Wednesday, June 22, 2011

In-Home Services!

Today began with a trip to a different part of Nairobi for Kaizora's first in-home session ever!!!  Addressing this need has been a challenge in the past, as staffing and transportation have not made this possible.  However, it is clear that there are more and more families asking for such services, so this is a gap Kaizora would love to fill.  This particular case is a 4 year old kiddo from the Phillipines who just moved here with his family.  Given his location relative to Kaizora, the family was unable to come daily, despite their desire for him to receive daily ABA.  As a sort of pilot opportunity, Kaizora has agreed to provide in-home services 2x/week.

When taking into account the advantages, this could be a good opportunity for generalization of skills taught in the center, an opportunity to include self-help and toilet training programs, and provide the father, who cares for the boy at home during the day, with some modeling and coaching, as this is an area he felt as if he wasn't as skilled in.  This session consisted primarily of observing him in the home, getting a feel for his routine, and getting him comfortable with trainers being in his environment.  Things went really well, and what is clear is that the boy seems eager to learn, and the father is very receptive to feedback.  I became inspired that things could work well when the boy grabbed his father's hand and led him into the kitchen towards the fridge, we prompted the father to ask the boy to say "open please", which he did, and when the father did so, the boy grabbed a bottle of coke and handed it to his father.  The father said "no coke" and closed the door.  The boy instantly tantrummed, throwing himself on the floor screaming and crying.  The father tried to redirect the behavior by looking at the boy and saying "it's ok, come on, let's leave, it's ok, it's ok, it's ok".  I asked the father "what would happen if he just walked out of the kitchen?", and the father said he had never tried it before.  I said "let's try and see?".  He walked out of the kitchen, and approximately 1 minute later the boy came out of the kitchen, plopped on the floor, looked around, walked to a roll of paper towels, ripped one off, wiped his own tears, threw the paper towel in the trash, and climbed on the chair and got his cup of water and had a few sips.  We of course gave the father lots of praise and he seemed content.  The father is apprehensive about his English skills, especially given we have talked to the family about only using one language to facilitate language acquisition.  Nonetheless, the father seemed content with the day's session, and after leaving the team from Kaizora was thrilled about the prospects of subsequent sessions.

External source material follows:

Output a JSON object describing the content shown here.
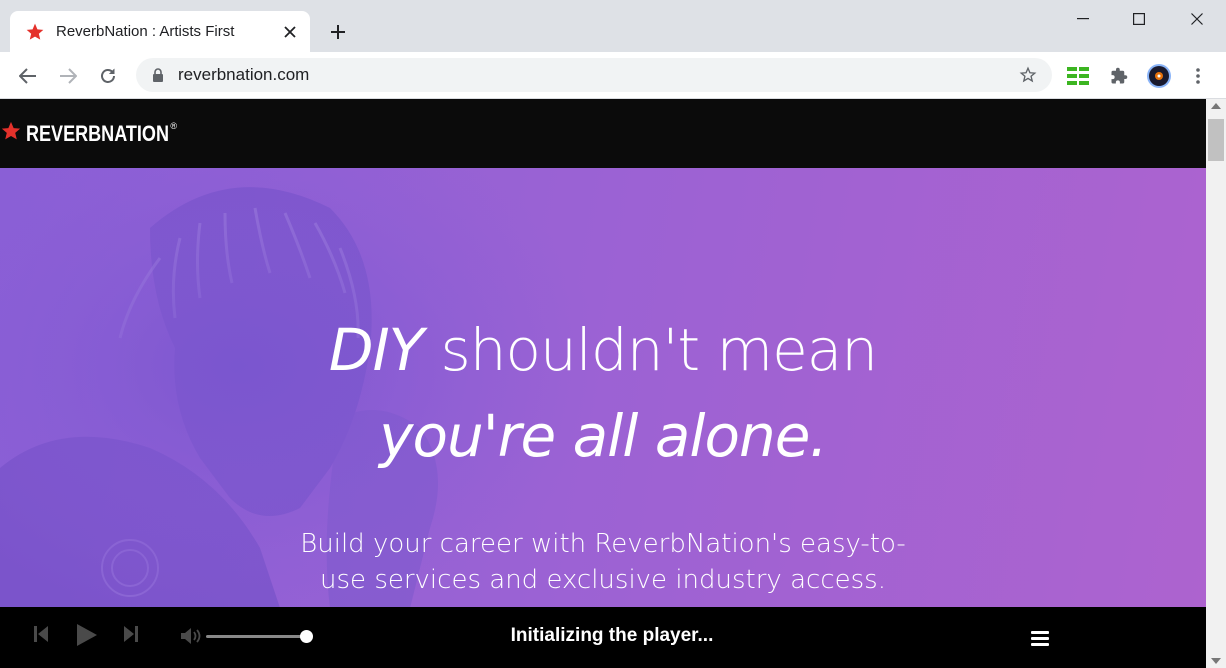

Upon returning to Kaizora, we met with a family from Zimbabwe who has a 6 year old son with Cerebral Palsy with severe physical limitations on the left side of his body.  His leg has virtually no muscle structure, and his mother is taking him to South Africa in a month to receive a botox injection in his leg.  There was a lot of clinical problem solving around how to increase functioning on the left side of his body, including me contacting a Doctorate-level Physical Therapist in the United States with extensive background in working with children.  She offered many helpful suggestions based on the most current research in Physical Therapy with regard to complete vs. incomplete hemiplegia, motor planning abilities and spastic vs. flaccid CP.  She informed us of a growing body of evidence in support of "constraint-induced therapy", which basically entails putting the unaffected side of the body into a position to essentially make it non-functional, and incorporating fun activities into tasks such as pulling a rope, pouring water back and forth between cups, riding a bike with straps to keep his foot on the pedal, stacking blocks and pushing magnets all over a wall.  Hopefully as the kiddo is able to make more use out of the left side of his body, he will be able to participate in more activities with his peers, and subsequently gain more self confidence.  A program will be put in place incorporating ABA tasks and programs and prompting more use out of the left side of his body.  Ultimately, of course, the parents would like to see him go to a mainstream school with the rest of his peers, while still being able to receive the most out of his schooling environment.  We also agreed to meet with the school teachers and his aya (aide) in order to replicate tasks like those at school in the center so the goal can continue to be mainstream placement.  We were able to run many sessions with this kiddo later as a team, and what was also evident is the desire for him to compensate the best he can given restrictions on his left side.  We ran Precision Teaching sessions, and prompted lots of motor imitation in the context of his preferred activities, such as peek-a-boo, high fives, raising arms above the head and cheering and manipulating objects with his hands.  His left side upper body is much more functional than his left leg, and his mother indicated that when he had botox previously on his leg, his stance and walk was much better.  The team is excited to see how this round of botox affects his muscles in his legs.

Overall the day was very good, and there was lots of opportunities for in situ clinical problem solving and development.  We had the chance to record some sessions so we can review later and provide feedback later and review with Molly back in New York on Skype.  Pooja was hard at work trying to ascertain a large selection of reinforcers for the kiddos, and pairing these reinforcers with pictures she made on cards so they can have some meaning as we implement "First, Then" boards.  Way to go team!!
- Emily

1 comment:

gaurav said...

This session consisted primarily of observing him in the home, getting a feel for his routine, and getting him comfortable with trainers being in his environment. doral real estate